Connecting (quantum) dots: Spin technique moves researchers closer to creating first viable high-speed quantum computer

Feb 26, 2013

Recent research offers a new spin on using nanoscale semiconductor structures to build faster computers and electronics. Literally.

University of Pittsburgh and Delft University of Technology researchers reveal in the Feb. 17 online issue of Nature Nanotechnology a new method that better preserves the units necessary to power lightning-fast electronics, known as qubits (pronounced CUE-bits). Hole spins, rather than electron spins, can keep quantum bits in the same physical state up to 10 times longer than before, the report finds.

"Previously, our group and others have used electron spins, but the problem was that they interacted with spins of nuclei, and therefore it was difficult to preserve the alignment and control of electron spins," said Sergey Frolov, assistant professor in the Department of Physics and Astronomy within Pitt's Kenneth P. Dietrich School of Arts and Sciences, who did the work as a postdoctoral fellow at Delft University of Technology in the Netherlands.

Whereas normal computing bits hold mathematical values of zero or one, quantum bits live in a hazy of both states. It is this quality, said Frolov, which allows them to perform multiple calculations at once, offering exponential speed over . However, maintaining the 's state long enough to perform computation remains a long-standing challenge for .

"To create a viable quantum computer, the demonstration of long-lived , or qubits, is necessary," said Frolov. "With our work, we have gotten one step closer."
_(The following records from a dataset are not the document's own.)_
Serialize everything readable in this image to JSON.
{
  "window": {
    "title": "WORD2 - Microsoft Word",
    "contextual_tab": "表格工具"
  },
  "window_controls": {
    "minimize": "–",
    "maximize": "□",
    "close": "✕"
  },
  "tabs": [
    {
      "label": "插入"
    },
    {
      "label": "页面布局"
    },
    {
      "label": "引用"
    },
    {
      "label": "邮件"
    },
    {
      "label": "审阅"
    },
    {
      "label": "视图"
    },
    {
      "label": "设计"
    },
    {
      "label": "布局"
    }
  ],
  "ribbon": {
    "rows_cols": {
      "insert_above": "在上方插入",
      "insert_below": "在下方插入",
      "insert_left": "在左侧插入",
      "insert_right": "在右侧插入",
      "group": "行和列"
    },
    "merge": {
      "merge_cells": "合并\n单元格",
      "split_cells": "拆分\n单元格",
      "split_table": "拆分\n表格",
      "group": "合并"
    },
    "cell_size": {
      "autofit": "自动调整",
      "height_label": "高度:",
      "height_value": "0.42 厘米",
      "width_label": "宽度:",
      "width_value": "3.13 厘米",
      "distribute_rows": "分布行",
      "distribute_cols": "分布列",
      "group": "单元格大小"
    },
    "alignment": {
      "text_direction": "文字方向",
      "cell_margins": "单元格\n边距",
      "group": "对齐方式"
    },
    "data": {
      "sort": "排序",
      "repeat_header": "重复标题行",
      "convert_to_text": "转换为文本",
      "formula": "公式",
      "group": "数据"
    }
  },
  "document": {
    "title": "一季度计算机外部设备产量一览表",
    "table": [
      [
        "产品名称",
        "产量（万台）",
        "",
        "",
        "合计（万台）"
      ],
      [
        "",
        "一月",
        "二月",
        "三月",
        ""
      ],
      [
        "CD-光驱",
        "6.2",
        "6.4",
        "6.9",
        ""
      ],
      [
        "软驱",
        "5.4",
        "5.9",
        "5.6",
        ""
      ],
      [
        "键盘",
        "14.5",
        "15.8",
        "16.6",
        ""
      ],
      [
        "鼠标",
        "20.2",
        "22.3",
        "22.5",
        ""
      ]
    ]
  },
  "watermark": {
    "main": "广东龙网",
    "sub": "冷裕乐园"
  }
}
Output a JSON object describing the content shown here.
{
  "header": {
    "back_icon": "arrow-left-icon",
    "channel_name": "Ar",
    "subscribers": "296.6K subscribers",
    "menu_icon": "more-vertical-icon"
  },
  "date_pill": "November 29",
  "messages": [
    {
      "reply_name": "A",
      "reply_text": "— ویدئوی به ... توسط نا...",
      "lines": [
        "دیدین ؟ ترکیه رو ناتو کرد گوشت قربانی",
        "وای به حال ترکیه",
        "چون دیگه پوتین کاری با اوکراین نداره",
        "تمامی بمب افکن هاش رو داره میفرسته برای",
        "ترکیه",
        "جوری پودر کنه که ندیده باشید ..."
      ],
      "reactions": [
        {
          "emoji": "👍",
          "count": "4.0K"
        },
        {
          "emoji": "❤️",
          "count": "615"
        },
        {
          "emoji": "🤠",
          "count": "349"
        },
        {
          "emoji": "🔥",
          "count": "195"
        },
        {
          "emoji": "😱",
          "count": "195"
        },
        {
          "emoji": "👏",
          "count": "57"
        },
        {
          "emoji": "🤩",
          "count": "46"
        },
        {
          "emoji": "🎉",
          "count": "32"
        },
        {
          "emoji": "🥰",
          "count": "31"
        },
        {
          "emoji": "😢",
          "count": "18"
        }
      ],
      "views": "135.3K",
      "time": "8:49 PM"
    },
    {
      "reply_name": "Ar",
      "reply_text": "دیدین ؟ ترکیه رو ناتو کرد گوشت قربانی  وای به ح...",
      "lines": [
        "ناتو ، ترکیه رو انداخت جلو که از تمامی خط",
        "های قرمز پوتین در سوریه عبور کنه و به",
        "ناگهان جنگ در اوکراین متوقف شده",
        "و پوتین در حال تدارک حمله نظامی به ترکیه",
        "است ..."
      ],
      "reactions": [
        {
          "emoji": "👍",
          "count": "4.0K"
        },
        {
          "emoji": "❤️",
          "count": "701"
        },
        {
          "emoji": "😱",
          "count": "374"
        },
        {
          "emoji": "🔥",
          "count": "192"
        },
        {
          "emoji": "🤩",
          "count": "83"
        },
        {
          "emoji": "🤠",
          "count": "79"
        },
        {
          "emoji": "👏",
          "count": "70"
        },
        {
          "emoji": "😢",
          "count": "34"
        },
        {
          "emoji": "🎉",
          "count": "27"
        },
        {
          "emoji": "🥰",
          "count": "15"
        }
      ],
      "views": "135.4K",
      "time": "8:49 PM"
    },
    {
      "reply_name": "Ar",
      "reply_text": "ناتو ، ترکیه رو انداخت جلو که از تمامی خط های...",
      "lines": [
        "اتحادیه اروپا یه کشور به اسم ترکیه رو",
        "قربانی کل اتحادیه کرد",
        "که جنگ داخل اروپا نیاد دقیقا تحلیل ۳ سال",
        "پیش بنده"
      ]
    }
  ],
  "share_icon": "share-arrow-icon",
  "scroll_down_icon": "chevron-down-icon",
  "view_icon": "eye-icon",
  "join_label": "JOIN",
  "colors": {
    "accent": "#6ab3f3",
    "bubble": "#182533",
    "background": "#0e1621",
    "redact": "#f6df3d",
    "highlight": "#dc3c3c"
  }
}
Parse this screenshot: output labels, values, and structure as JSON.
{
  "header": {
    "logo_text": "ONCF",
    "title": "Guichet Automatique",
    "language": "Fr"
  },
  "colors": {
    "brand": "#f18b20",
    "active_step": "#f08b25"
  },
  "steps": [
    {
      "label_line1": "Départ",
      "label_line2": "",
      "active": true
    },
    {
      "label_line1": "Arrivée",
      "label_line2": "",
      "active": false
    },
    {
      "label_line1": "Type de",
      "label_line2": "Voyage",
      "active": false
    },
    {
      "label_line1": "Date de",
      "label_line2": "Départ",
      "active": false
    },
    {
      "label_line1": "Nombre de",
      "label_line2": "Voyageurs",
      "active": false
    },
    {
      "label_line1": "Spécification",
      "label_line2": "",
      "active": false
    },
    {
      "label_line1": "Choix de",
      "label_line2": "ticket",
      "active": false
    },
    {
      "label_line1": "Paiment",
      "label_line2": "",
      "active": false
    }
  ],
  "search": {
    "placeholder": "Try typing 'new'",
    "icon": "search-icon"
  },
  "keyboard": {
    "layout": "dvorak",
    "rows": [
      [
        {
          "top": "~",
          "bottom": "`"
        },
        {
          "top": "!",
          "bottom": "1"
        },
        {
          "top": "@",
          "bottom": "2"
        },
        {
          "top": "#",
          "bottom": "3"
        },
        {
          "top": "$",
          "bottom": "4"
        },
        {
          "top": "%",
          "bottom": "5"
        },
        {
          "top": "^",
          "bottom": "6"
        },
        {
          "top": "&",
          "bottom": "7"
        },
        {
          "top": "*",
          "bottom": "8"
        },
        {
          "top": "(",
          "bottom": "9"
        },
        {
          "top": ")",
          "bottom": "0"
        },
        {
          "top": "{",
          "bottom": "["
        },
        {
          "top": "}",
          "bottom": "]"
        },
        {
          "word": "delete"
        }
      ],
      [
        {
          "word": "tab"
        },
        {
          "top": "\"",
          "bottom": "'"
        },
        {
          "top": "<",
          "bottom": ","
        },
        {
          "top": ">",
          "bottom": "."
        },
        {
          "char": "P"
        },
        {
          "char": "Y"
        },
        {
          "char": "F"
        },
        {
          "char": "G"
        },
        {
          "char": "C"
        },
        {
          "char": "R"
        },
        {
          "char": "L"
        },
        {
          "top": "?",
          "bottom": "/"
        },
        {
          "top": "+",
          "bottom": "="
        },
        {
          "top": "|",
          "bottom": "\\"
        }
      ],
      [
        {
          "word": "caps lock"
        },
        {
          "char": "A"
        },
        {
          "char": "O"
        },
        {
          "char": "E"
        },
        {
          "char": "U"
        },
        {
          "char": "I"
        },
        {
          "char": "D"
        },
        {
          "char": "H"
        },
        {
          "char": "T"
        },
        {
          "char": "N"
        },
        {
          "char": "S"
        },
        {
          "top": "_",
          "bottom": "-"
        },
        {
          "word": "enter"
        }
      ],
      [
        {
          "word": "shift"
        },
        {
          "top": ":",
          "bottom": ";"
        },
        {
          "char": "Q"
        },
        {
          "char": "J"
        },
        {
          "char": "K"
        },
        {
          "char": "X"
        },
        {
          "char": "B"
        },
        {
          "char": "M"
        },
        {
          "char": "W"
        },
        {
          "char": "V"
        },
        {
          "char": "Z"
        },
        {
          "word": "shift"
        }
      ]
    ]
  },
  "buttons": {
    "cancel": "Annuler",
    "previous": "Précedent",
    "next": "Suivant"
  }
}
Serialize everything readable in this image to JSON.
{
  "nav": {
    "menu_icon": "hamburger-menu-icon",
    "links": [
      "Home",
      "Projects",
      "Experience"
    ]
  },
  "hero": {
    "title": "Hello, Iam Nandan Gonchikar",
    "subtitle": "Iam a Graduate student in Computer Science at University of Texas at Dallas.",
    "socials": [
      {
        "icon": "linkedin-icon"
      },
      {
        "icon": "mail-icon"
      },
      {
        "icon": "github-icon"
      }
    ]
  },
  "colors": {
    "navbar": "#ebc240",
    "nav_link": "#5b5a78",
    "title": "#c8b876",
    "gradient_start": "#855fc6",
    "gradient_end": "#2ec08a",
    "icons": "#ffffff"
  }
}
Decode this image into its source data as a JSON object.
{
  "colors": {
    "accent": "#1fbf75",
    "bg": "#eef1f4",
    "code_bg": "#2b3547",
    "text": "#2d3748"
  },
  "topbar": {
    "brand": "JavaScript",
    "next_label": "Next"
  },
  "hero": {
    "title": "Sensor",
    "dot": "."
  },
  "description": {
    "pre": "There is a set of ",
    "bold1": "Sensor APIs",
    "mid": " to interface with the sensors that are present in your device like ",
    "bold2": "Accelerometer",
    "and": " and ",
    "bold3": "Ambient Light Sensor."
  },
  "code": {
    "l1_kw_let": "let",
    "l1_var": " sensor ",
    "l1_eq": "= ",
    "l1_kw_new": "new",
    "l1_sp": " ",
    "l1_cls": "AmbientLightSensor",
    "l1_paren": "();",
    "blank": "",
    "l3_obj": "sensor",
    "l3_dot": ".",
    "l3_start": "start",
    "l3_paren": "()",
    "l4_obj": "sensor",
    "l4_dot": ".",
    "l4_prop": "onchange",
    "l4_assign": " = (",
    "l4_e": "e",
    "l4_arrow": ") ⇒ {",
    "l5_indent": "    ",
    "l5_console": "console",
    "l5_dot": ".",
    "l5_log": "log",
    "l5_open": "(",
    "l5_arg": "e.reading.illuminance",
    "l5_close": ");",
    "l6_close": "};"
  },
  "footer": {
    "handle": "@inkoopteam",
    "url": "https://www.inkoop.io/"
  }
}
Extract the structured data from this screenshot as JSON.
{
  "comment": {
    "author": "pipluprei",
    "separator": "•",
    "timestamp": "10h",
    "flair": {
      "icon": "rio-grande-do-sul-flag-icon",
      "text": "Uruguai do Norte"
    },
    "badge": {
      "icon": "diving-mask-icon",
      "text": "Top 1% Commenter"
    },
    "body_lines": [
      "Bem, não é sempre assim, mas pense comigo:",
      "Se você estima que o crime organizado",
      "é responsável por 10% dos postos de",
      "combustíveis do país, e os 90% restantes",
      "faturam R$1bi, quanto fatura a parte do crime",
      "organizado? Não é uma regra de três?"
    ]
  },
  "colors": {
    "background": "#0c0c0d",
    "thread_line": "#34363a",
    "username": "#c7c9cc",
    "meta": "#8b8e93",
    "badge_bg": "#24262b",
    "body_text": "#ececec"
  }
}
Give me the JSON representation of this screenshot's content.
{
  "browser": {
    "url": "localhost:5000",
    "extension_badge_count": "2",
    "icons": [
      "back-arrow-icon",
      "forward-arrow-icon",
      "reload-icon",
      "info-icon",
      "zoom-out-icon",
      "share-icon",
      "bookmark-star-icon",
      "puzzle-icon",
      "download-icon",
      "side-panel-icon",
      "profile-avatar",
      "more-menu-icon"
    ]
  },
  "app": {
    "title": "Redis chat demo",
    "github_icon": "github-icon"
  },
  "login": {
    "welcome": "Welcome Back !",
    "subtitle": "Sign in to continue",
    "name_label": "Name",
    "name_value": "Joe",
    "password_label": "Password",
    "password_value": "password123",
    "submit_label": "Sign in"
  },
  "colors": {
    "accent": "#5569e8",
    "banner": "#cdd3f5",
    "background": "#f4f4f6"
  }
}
The holes within hole spins, Frolov explained, are literally empty spaces left when electrons are taken out. Using extremely thin filaments called InSb (indium antimonide) nanowires, the researchers created a transistor-like device that could transform the electrons into holes. They then precisely placed one hole in a nanoscale box called "a quantum dot" and controlled the spin of that hole using electric fields. This approach— featuring nanoscale size and a higher density of devices on an electronic chip—is far more advantageous than magnetic control, which has been typically employed until now, said Frolov.

"Our research shows that holes, or empty spaces, can make better spin qubits than for future quantum computers."

"Spins are the smallest magnets in our universe. Our vision for a quantum computer is to connect thousands of spins, and now we know how to control a single spin," said Frolov. "In the future, we'd like to scale up this concept to include multiple qubits."

Explore further: Scientists use simple, low cost laser technique to improve properties and functions of nanomaterials

More information: The paper, "Electrical control over single hole spins in nanowire quantum dots," appeared online Feb. 17 in Nature Nanotechnology.

Related Stories

Advancing quantum computing

May 30, 2012

European researchers have made important advances in understanding the major stumbling block to realisation of quantum computers, a phenomenon known as decoherence.

Better control of building blocks for quantum computer

Dec 23, 2010

Dutch scientists from the Kavli Institute of Nanoscience at Delft University of Technology and Eindhoven University of Technology have succeeded in controlling the building blocks of a future super-fast quantum ...

Recommended for you

PPPL studies plasma's role in synthesizing nanoparticles

17 hours ago

DOE's Princeton Plasma Physics Laboratory (PPPL) has received some $4.3 million of DOE Office of Science funding, over three years, to develop an increased understanding of the role of plasma in the synthesis ...

First ab initio method for characterizing hot carriers

Jul 17, 2014

One of the major road blocks to the design and development of new, more efficient solar cells may have been cleared. Researchers with the Lawrence Berkeley National Laboratory (Berkeley Lab) have developed ...

User comments : 0